Far-sightedness (hyperopia)- allows objects far away to be seen clearly, but objects close up cannot be focused clearly. This occurs because the focal length is longer than the distance from the lens to the retina. The image forms behind the retina.
A convex lens is used to correct the problem because it is a converging lens. The corrective lens causes light to refract before it reaches the eye, decreasing the image distance, and focusing the image on the retina. This condition normally occurs as you age because the muscles in your eye become rigid.
Near-sightedness (myopia) occurs when nearby objects can be seen clearly but far away objects are not focused clearly. Occurs because the focal length is shorter than the distance from the lens to the retina. Images form in front of the retina. http://vnatsci.ltu.edu/s_schneider/physlets/m ain/nearsighted.shtml http://vnatsci.ltu.edu/s_schneider/physlets/m ain/nearsighted.shtml

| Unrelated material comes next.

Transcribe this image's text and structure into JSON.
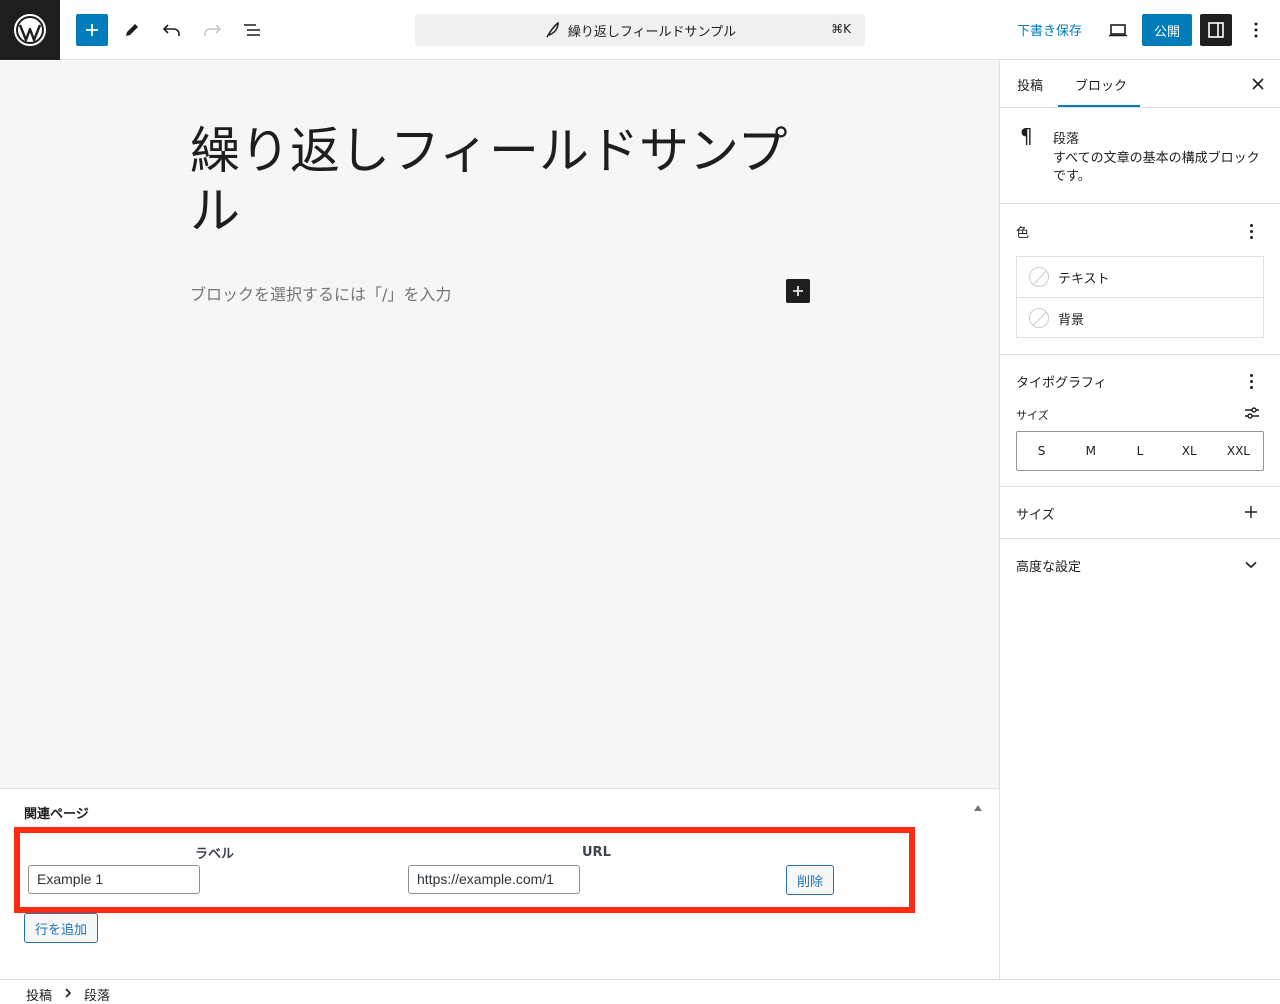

A concave lens is used to correct the problem because it is a diverging lens. The corrective lens causes light to diverge before it hits the eye lens. (The light is then converged by the cornea and eye lens) More common in young people due to a bulging cornea. http://vnatsci.ltu.edu/s_schneider/physlets/m ain/nearsighted.shtml http://vnatsci.ltu.edu/s_schneider/physlets/m ain/nearsighted.shtml
Astigmatism occurs when the eyeball is not spherical. The result is that vertical lines of images can focus while horizontal lines are not. Eyeglasses having a non-spherical shape correct the problem.
Microscopes allow the eye to see extremely small objects Most microscopes use two convex lenses an objective lens with a short focal length an eyepiece or ocular lens (magnifies the image) Telescopes allow the eye to see very distant objects Telescopes use two convex lenses Objective lens has a long focal length The eyepiece lens has a short focal length Allows more light to enter the eye http://www.youtube.com/watch?v=tpKWHSsBpnE http://www.youtube.com/watch?v=tpKWHSsBpnE
Lenses have 2 focal points Convex lenses form the same type of images as concave mirrors Convex lenses are converging Concave lenses form the same type of images as convex mirrors Concave lenses are diverging
Form on the same side of the lens as the object are virtual Have a negative di Have a positive hi (upright images)
Images that form on the opposite side of the lens as the object are real Have positive di Have a negative hi (inverted images)
For each problem below, draw the ray diagram for the lens. Draw each diagram to scale and include the principal axis, lens, f, and 2f. Measure the location of the image and the height of the image. Calculate these values and compare with the measured values.
1. A 2.0 cm object is placed 10.0 cm from a double convex lens, which has a focal length of 3.0 cm. 2. A 2.0 cm object is placed 6.0 cm from a double convex lens, which has a focal length of 3.0 cm.